TASK DIRECTIONS:
Only a number is expected here: the count of lines in this data where "Sniper" occurs.

..........

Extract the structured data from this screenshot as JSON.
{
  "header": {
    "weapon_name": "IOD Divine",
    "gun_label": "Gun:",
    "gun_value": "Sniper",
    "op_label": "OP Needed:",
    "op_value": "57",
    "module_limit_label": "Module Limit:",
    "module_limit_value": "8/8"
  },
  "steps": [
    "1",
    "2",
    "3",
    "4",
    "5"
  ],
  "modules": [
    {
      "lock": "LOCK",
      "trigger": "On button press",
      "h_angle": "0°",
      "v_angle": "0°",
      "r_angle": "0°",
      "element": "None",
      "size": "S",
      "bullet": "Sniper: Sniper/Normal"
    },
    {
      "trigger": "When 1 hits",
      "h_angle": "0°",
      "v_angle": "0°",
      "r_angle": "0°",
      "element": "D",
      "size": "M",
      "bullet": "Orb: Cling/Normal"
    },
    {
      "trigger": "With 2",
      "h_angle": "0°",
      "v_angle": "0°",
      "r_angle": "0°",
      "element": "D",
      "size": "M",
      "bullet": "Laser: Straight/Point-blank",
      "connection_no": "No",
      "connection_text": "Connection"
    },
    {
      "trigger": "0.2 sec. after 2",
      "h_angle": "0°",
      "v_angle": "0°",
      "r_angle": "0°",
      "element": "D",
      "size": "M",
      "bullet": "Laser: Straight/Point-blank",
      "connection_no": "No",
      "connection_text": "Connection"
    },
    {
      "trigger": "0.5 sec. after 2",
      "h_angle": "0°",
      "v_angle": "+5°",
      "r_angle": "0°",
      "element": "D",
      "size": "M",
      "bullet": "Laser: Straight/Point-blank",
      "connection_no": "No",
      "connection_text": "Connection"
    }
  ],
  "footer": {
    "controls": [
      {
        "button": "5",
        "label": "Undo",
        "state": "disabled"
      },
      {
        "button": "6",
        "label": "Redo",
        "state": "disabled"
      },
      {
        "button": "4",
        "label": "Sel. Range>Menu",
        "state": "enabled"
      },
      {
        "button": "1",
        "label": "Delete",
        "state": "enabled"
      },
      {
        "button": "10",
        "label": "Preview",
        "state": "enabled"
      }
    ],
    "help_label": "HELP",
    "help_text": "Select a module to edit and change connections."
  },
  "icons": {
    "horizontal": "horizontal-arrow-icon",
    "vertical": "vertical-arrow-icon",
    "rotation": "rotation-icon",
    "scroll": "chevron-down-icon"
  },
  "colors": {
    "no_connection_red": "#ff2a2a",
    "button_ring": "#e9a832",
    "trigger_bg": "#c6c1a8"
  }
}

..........

FINAL ANSWER:
2